Newfoundland Premier Danny Williams, whose province also originally supported online gambling and also faces a big deficit, now says he opposes it, too. He acknowledged the argument for it: People are going to gamble online anyway. Why not get a piece of it? Then he said no.
"That may be the case," he told the media, "but I don't think we should promote it. I know personally of the stories of hardship, of financial ruin, of death, and it hits very hard."
Newfoundland doesn't have to "scratch and claw" for every penny, he said.
But, apparently, Ontario does.
This is the province of Premier Dad, the "family values" premier who will take away your car if you have .05 blood alcohol even though the legal limit is .08, where cellphones are banned while driving and junk food has been taken out of schools.
Yet we're going to sponsor online gambling.
Apparently, it's possible to suck and blow at the same time.
With the province's budget deficit at $19.7 billion and the Ontario Lottery and Gaming Corporation's profit falling, the government had to act, Finance Minister Dwight Duncan said in announcing online gambling late last summer. The government needs the money, and it needs the OLG to be able to compete to get that money.
It doesn't get more crass than that. And some experts question whether the government can even compete with the more than 2,000 sites already operating from other countries. The market is reported to be saturated, and the existing sites well-established, with fewer regulations, lower fees and more lucrative incentives.
If the government can't lure existing online gamblers to its site, where will it get customers?
The worry is that it will attract people who have never gambled online because they'll think that a site sponsored by the government is safer and more acceptable.
The government says it will provide a more responsible site. But there are plenty of examples of the government already failing to protect people in its casinos.
Gambling addicts register to have themselves excluded from casinos and then walk back in. And after these new online gamblers get hooked, they'll probably try other sites.
Other countries that got into online gambling for the same reasons as Ontario now have the highest rates of online gambling in the world and a lot more problems related to it.
All that really matters in gambling is making more money, and the only way to do that is to get more people to gamble, get them to do it more often and get them to bet more money.
And online gambling is great at doing all that. It's easy. All you need is a computer. You never have to leave the comfort of your home (unless you lose it because of gambling debts). No one has to know that you're doing it way too much because no one sees you.
Unfortunately, young people gamble online the most. They spend more time and more money doing it.
And gambling problems are three to four times higher among those who do it online than those who go to casinos.
It's not called the crack cocaine of gambling for nothing.
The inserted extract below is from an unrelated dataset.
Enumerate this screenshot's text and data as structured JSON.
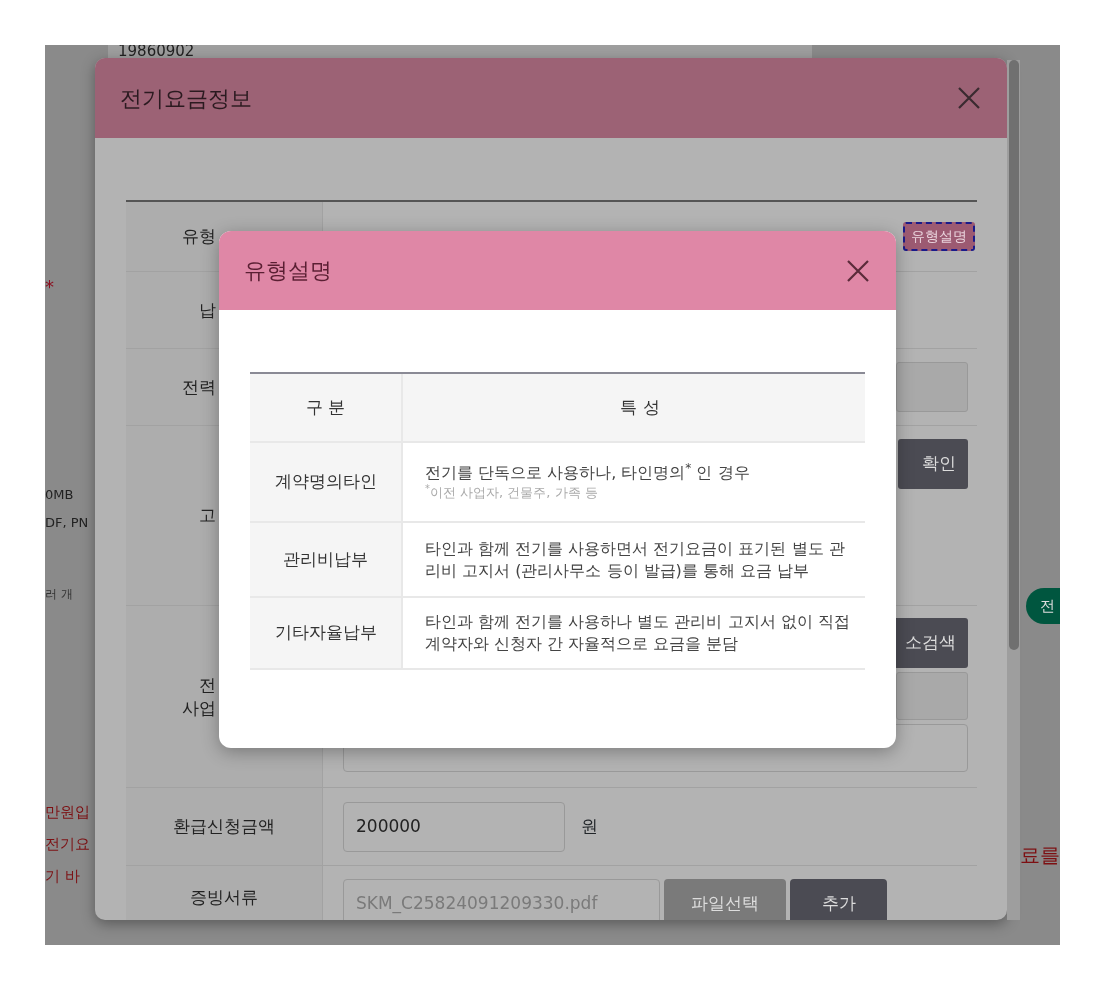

Families with lower incomes spend more money gambling as a percentage of income than those with higher incomes, according to the report by the Institute of Marriage and Family. Gambling increases during hard economic times, too.
Canadians spent more on gambling in 2009, the height of the recession.
And one-third of the revenue the government receives from gambling comes from five per cent of gamblers -- the ones with the problems.
Online gambling may be booming, but is this how the government wants to make money?